The first day of the festival closed off with epileptic sets by acid house act 2ManyDJs, experimental electronic band Crystal Castles whose lead singer’s near shrilling vocals and heavy electronic beats brought a club-like experience, and Neon Indian, who beguiled the audience with front man Alan Pomo’s groovy dance moves and resolute showmanship amidst technical difficulties and a delayed set.
Day two of Neon Lights eased festival-goers into a dilatory Sunday start with Singaporean acts .gif and Linying, London-based five-piece Pumarosa, and Canadian free improvisation coterie BADBADNOTGOOD who brought a flowy, near-enlightenment music experience with their feel-good jazz tunes akin to songs played in a yoga class.
The festival erupted into a colossal high energy festive party in the late afternoon with George Clinton and Parliament-Funkadelic who engaged the crowd with a troupe of delectable musicians and dexterous female backup vocalists and rappers.
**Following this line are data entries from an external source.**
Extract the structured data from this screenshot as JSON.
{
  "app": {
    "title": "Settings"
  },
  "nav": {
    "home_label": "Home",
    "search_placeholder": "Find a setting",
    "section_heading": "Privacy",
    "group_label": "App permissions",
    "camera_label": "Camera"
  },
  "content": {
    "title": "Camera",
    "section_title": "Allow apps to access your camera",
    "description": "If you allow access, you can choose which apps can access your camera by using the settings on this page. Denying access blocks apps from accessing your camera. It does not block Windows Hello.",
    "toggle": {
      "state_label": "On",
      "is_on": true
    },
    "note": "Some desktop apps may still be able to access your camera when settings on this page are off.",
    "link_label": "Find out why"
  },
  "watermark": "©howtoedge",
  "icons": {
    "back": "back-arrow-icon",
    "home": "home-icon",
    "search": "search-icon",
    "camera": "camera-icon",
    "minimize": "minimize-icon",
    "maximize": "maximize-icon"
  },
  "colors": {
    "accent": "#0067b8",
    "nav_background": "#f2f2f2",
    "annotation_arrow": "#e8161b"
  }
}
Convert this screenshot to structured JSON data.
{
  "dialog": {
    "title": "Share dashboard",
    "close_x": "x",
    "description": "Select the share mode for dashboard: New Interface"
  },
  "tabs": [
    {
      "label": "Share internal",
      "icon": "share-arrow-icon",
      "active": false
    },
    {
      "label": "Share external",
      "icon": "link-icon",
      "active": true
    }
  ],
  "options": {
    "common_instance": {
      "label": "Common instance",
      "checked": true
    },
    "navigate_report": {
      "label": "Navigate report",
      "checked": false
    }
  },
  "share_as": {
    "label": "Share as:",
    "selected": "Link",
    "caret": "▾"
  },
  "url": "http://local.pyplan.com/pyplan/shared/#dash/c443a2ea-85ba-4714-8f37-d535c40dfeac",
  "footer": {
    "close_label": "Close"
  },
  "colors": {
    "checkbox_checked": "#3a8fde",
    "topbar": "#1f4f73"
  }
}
One can safely say the experience was near titillating with their tenacious stage presence and infectious tunes accompanied with flamboyant costumes and indomitable stage antics.
The evening assuaged to calming slow with dulcet performances by Swedish soloist Kristian Matsson under the moniker of The Tallest Man on Earth and Argentinian-Swedish singer-songwriter José González, regaling fans with their folk songs and personal stories of divorce and life.
Thereafter, British baroque-pop act Blood Orange and post-math rock band 65daysofstatic enthralled target younger audiences with their individual brand of groovy wave soul tunes and instrumental rock melodies respectively.
The night came to a quiescent close with performances by Malaysian indie-pop sweetheart Yuna and ethereal sounding Icelandic ambient-rock band Sigur Rós who serenaded audiences with their sonic masterpiece and magnetising background visuals accompanied with strobing lights.
As festival-goers left the muddy grounds of Fort Canning Park, we can’t help but reminisce over the events of the past weekend. With Jonsi Birgisson’s empyrean vocals in the back of our heads, we can bravely embrace the looming week ahead with a well-fed soul, knowing that the weekend was well spent soaking in the sounds of rain and songs of another dimension.